[[Excursis: the PC (USA) Book of Order doesn’t dally in metaphor when it comes to presbyteries: “Presbytery is a corporate expression of the church consisting of all the churches and Minsters of the Word and Sacrament within a certain district. The Presbytery is responsible for the mission and governance of the church throughout its geographical district.”

The proposed New Form of Government adds language about the imperative for congregations to “share with others both within and beyond the congregation the task of bearing witness to the lordship of Jesus Christ in the world.” Neither of these draw on anything metaphorical.]]

One metaphor being employed for presbyteries in an attempt to re-conceive their nature and purpose is the family. A colleague of mine writes:

The reason for doing something like this is to create circles of shared mission, shared theology, and trust within a diverse and fractured larger body. I’d compare this to the familial unit existing within a diverse nation. I like having a family with shared values. One of the reasons my wife and I got married was because of the values that we shared . . . We had certain shared values, which created trust and intimacy between us, and we teach those values to our children.

That congregations ought to experience trust and intimacy with one another as they share the tasks of ministry is undeniably important. But are family-style trust and intimacy enough to carry the load of that task? And are there aspects of family life that go unnoticed by this adoption of the metaphor? And does choosing to align with a presbytery with whom a congregation shares certain values mean that it believes the churches in its current presbytery don’t share those values? Isn’t choosing to leave one family for another divorce?

I would press my colleague to identify precisely those values that he doesn’t think we share. And I would ask him to consider that perhaps the parental role in the family is not the one that churches should occupy in the metaphor. If, as our denomination affirms, “Christ is the Head of the church,” then aren’t churches related to one another as siblings? Siblings may grow apart. They may have open conflict. One may even kill the other. But they can’t simply adopt different families.

The truism, “You can’t choose your family” ought to be remembered here. You can choose your friends, and that’s more in line with what people do when they choose to get married. In that case, it’s worth stating that the bonds of marriage aren’t negated because the values of one of the spouses changes. Families don’t always share the same values. They don’t stop being families because of that.

If congregations wish to align themselves with presbyteries with whom they imagine they share values not shared by their current presbyteries, then they are not joining a family but a circle of friends.
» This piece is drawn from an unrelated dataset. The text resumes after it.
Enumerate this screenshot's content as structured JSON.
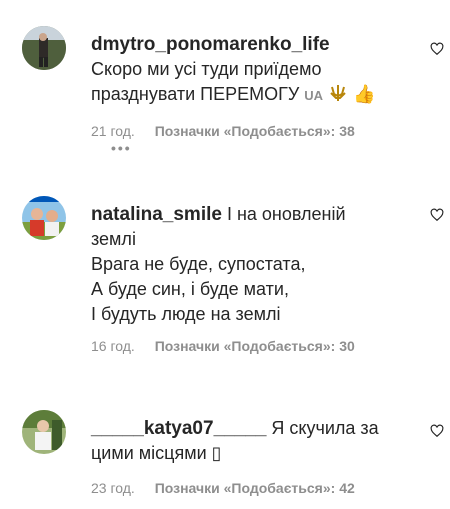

Maybe friendship is a better metaphor for the kinds of connections we ought to seek within a denomination (it certainly bears fruit for these folks). I’m not sure. I feel strongly, though, that The Family is not as helpful as my colleague thinks